Have you seen this yet? You probably have, but if not I’ll fill you in. An elementary school in British Columbia has become the center of the latest online kerfuffle for sending home a letter stating that they would no longer be creating Mother’s Day or Father’s Day crafts. They explained that celebrating the holidays at school did not support the school’s core values of “diversity, inclusivity, and [nurturing] our students who are part of non-traditional families.” The letter quickly went viral online with the headline “Canceling Mother’s Day” and people who support the decision clashing with those angered by it.
I’ve decided to jump into the fray. Despite admiring its values, I think the school made the wrong choice. I’d like to share my three reasons why and hear your argument for or against celebrating Mother’s and Father’s Day in schools in the comments.
Crafting with intention
One of the most common arguments in support of the school canceling Father’s and Mother’s Day crafts has been, “Good! Students shouldn’t spend school time on holiday crafts. These kids should be learning how to read and write!” I understand people outside of education feeling this way, but was surprised by the number of teachers with that opinion. Crafts are popular in elementary school not because all teachers are naturally obsessed with glitter and the millions of creative uses for paper plates. They’re popular because they do teach useful skills. Following directions, hand-eye coordination, manual dexterity, written expression, and exploring creativity are just a few of the important skills children learn through crafts. At the primary level, these are precisely the skills students need to be practicing.
Teachers don’t just teach subjects, we teach values
As any teacher knows, we don’t just teach reading, math, and writing in elementary school. We teach that it is important to show respect and to appreciate others. We teach gratitude and why it is important to thank those that help us. These skills are integral to helping children mature and become responsible adults. When we spend time talking about the people in our lives who love us, we’re teaching kids to be the type of grownups we strive to be.
Inclusiveness and diversity aren’t taught by exclusion
Every teacher and district leader wants all their students to feel nurtured and welcomed, but barring a celebration is not the way to do it. Family is something to celebrate and all students should be encouraged to celebrate those who love and raise them—no matter what their family looks like. The conversation should be about creating opportunities to celebrate diverse families, rather than eliminating the celebrations altogether.
It’s also true that some students may feel sadness because of the loss of a parent, the lack of a parent, or another reason. But our students aren’t entering a world that will protect them from every uncomfortable experience. Our job isn’t to shield them, but rather help them learn to deal with their feelings healthily. If we’re students of our students, then we know when an activity or lesson might be challenging. We can let them know in advance what is going to happen, privately ask them how they would like to handle it, and help determine a more positive path forward.
A different approach
Instead of canceling Mother’s Day and Father’s Day celebrations, why not expand on them?
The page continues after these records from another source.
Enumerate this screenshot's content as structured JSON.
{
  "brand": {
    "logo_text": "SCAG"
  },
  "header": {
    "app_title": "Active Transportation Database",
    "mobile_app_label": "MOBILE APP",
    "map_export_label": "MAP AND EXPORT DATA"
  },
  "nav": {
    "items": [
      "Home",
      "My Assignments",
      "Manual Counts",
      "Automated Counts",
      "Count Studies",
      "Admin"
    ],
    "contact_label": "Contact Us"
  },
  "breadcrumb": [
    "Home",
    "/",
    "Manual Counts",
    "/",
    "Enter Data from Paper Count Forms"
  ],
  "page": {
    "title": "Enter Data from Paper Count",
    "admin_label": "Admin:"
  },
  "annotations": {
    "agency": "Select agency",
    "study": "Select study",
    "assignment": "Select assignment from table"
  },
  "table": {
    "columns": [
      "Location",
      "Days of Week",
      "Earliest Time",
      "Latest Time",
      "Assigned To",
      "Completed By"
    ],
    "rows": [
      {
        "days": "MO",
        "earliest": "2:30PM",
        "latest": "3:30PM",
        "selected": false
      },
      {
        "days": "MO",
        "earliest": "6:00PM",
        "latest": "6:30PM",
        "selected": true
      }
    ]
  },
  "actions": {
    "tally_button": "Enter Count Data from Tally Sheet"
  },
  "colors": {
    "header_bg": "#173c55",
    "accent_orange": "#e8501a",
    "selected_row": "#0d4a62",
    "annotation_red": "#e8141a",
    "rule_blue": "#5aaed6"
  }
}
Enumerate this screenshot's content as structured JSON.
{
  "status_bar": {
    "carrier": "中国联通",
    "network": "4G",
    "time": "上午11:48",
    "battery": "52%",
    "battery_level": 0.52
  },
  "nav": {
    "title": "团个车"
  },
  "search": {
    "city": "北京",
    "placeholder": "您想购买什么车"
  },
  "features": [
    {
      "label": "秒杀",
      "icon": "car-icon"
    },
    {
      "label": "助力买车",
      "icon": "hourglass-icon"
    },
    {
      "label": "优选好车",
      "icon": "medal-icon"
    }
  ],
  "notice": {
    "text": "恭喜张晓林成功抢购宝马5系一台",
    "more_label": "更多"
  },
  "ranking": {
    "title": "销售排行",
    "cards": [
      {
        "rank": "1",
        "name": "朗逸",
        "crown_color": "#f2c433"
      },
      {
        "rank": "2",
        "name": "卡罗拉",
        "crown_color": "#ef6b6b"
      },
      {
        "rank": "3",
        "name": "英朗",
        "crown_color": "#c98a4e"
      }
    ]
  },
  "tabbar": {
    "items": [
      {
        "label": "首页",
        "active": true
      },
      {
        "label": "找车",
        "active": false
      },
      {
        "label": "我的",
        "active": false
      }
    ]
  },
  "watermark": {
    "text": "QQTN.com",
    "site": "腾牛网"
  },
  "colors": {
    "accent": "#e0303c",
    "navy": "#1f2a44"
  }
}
Use them to teach our students to be grateful for those who raise, guide, love, and look after them. It doesn’t matter if that person is called mother, father, grandparent, aunt, uncle, teacher, social worker, or someone else. Students can participate by thanking the person who, in their lives, matches the true spirit of Mother’s or Father’s Day. No one is excluded and everyone gets to participate in a day of gratitude and love.
What do you think? Should schools celebrate Mother’s Day and Father’s Day? Or let students keep the celebrations at home?